─── RECORDS TO USE ───
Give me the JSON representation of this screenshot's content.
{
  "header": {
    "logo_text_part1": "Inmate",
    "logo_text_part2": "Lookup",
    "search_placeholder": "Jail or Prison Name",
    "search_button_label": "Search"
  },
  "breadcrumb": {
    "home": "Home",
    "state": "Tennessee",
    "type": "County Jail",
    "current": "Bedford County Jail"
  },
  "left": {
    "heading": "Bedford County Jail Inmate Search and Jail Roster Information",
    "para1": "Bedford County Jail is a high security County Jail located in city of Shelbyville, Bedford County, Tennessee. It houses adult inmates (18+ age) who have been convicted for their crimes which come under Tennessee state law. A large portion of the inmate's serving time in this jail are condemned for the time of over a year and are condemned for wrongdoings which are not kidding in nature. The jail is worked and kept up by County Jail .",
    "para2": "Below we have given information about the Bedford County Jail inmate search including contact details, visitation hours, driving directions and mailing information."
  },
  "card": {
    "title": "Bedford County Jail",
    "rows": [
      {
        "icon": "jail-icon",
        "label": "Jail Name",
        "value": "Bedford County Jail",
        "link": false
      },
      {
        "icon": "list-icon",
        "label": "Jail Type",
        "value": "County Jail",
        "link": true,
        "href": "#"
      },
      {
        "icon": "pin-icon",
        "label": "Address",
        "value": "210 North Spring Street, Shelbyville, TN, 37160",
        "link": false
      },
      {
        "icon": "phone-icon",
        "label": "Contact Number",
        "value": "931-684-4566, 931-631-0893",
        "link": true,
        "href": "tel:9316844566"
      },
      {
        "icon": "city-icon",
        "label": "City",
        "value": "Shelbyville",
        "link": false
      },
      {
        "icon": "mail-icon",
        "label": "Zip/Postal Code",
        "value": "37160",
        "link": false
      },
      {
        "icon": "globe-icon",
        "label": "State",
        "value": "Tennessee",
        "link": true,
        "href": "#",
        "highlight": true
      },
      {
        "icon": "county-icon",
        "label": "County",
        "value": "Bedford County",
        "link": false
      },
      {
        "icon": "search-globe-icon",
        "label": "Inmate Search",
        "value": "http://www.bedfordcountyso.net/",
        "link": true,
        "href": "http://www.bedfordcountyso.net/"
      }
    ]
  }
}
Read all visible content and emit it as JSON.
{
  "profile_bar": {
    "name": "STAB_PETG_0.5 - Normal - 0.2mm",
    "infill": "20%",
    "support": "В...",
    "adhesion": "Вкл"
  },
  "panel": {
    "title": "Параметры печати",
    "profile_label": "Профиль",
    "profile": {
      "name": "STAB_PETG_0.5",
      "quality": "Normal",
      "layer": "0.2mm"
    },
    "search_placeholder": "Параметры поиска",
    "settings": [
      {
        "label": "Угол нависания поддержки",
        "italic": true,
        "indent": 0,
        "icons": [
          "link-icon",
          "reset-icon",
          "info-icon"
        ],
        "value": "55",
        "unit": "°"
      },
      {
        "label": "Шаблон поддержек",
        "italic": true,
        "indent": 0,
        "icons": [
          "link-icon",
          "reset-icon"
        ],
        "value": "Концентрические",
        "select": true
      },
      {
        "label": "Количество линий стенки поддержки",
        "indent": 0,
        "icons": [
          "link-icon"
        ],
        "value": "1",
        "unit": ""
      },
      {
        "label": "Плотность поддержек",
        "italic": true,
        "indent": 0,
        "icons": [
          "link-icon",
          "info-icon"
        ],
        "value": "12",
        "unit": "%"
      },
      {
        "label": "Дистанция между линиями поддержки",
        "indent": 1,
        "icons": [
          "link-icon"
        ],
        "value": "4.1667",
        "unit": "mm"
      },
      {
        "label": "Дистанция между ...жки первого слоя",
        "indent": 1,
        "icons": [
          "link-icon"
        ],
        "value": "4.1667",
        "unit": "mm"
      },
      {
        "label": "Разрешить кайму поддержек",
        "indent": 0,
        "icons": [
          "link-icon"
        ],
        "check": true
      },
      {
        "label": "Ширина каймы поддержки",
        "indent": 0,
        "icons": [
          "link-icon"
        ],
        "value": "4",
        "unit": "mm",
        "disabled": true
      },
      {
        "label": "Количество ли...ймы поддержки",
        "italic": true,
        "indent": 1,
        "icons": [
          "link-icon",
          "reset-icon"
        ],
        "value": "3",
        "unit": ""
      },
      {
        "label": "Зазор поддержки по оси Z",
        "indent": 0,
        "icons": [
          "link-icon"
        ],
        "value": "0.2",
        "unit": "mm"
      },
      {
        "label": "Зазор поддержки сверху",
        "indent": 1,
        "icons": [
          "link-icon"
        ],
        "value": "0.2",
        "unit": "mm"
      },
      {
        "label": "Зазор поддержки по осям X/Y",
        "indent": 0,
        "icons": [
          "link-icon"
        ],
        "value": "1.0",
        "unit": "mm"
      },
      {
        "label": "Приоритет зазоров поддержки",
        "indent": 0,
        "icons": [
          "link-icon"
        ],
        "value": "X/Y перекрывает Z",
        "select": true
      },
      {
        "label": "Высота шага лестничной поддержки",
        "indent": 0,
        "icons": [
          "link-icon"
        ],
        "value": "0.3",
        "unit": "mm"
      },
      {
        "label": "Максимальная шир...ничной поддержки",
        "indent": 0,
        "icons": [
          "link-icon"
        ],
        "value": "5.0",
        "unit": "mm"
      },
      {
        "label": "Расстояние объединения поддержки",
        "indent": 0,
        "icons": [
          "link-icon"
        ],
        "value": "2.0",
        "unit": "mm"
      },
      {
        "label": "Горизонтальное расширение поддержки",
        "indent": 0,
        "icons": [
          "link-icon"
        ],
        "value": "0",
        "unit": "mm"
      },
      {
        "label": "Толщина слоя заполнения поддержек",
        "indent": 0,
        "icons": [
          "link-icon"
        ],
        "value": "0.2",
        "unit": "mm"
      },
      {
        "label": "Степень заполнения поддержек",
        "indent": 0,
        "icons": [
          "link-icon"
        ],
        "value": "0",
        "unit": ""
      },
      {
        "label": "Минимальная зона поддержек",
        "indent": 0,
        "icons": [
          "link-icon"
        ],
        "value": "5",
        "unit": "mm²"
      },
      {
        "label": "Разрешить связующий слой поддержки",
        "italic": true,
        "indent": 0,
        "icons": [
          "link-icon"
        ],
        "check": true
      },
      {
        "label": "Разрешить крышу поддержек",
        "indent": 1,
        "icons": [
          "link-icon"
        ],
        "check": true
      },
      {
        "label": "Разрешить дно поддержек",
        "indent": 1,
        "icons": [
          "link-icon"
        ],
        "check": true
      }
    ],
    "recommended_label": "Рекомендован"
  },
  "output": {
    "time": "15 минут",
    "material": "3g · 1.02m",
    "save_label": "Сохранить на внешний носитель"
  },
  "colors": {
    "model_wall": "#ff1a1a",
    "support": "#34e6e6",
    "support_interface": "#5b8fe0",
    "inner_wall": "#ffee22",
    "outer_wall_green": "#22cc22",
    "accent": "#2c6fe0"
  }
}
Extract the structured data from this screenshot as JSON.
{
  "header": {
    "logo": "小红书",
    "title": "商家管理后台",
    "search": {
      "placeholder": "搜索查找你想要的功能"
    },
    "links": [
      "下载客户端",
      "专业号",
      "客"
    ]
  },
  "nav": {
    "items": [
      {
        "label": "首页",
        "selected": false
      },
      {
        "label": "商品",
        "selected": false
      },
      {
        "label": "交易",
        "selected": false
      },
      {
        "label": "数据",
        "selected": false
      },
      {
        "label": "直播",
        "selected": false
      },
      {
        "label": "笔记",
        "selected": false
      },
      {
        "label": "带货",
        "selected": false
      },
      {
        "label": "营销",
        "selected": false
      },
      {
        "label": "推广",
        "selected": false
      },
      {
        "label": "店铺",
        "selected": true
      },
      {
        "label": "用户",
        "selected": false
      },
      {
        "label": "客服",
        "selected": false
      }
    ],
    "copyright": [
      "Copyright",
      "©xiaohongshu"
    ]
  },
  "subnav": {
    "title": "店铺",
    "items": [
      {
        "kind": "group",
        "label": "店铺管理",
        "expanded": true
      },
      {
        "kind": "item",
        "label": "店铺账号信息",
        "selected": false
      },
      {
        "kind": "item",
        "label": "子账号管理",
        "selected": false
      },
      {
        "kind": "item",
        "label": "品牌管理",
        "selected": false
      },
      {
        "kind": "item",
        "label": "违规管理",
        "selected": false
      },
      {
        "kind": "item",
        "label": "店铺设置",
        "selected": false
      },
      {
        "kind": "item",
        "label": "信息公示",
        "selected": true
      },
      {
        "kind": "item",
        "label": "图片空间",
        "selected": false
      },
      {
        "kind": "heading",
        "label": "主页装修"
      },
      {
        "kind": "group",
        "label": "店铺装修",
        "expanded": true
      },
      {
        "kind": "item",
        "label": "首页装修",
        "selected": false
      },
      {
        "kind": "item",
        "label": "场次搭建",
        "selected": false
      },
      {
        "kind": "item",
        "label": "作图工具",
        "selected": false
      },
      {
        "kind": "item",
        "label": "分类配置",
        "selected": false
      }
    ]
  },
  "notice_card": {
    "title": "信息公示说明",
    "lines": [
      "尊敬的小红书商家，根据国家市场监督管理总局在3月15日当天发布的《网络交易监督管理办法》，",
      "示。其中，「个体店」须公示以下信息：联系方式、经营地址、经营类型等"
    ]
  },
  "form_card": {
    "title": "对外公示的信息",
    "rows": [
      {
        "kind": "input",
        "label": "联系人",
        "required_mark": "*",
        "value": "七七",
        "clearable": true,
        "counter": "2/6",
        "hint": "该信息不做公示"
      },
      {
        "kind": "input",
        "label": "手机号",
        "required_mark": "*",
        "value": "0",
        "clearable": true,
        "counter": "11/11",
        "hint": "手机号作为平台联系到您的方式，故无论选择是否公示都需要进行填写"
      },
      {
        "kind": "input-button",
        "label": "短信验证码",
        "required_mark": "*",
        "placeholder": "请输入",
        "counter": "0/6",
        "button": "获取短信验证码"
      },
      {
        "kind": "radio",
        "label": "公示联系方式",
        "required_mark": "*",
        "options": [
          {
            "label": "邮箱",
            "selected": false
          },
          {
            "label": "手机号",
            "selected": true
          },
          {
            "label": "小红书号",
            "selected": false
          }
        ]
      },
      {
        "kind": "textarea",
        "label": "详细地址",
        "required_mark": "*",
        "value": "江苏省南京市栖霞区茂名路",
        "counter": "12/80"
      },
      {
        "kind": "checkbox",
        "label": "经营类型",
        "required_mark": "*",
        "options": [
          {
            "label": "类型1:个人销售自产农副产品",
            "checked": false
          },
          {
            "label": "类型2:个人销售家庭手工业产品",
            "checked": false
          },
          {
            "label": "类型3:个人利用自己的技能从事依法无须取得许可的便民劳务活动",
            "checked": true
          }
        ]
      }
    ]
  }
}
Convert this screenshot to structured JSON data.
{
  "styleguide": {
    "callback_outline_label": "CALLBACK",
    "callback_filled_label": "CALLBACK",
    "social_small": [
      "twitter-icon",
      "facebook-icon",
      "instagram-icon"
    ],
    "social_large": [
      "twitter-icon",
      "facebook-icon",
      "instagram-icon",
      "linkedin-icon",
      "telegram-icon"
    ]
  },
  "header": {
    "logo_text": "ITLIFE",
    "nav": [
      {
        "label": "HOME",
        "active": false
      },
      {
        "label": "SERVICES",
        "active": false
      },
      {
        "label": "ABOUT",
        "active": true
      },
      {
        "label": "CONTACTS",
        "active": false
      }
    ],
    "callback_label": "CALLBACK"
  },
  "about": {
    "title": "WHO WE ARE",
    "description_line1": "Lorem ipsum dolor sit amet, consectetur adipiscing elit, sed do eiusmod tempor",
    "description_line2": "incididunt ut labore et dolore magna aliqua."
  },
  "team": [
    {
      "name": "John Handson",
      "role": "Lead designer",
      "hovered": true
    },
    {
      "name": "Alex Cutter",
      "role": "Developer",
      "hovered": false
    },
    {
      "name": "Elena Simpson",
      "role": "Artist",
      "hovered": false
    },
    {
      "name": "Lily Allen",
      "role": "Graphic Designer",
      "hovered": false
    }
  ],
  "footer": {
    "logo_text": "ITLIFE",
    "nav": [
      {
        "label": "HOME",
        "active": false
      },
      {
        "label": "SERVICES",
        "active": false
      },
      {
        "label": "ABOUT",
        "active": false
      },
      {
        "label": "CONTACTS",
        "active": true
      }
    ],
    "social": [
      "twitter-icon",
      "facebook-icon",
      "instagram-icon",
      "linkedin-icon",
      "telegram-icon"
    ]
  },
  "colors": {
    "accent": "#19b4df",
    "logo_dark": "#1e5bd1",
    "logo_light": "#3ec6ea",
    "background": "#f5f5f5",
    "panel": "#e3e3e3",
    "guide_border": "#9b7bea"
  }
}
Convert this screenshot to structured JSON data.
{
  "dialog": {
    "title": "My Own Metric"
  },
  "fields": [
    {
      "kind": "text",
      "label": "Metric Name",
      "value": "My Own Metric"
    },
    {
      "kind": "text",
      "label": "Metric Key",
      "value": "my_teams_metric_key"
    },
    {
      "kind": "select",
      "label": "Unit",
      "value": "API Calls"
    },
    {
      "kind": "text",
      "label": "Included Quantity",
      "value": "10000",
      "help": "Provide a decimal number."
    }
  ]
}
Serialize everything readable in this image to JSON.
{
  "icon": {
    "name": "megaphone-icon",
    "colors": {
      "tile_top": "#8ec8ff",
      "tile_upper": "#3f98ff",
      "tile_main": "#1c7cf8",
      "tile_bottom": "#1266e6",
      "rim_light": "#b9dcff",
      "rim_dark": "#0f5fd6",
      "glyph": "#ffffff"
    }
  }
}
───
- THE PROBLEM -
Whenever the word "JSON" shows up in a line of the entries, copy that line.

- ANSWER TO THIS PROBLEM -
Give me the JSON representation of this screenshot's content.
Read all visible content and emit it as JSON.
Extract the structured data from this screenshot as JSON.
Convert this screenshot to structured JSON data.
Convert this screenshot to structured JSON data.
Serialize everything readable in this image to JSON.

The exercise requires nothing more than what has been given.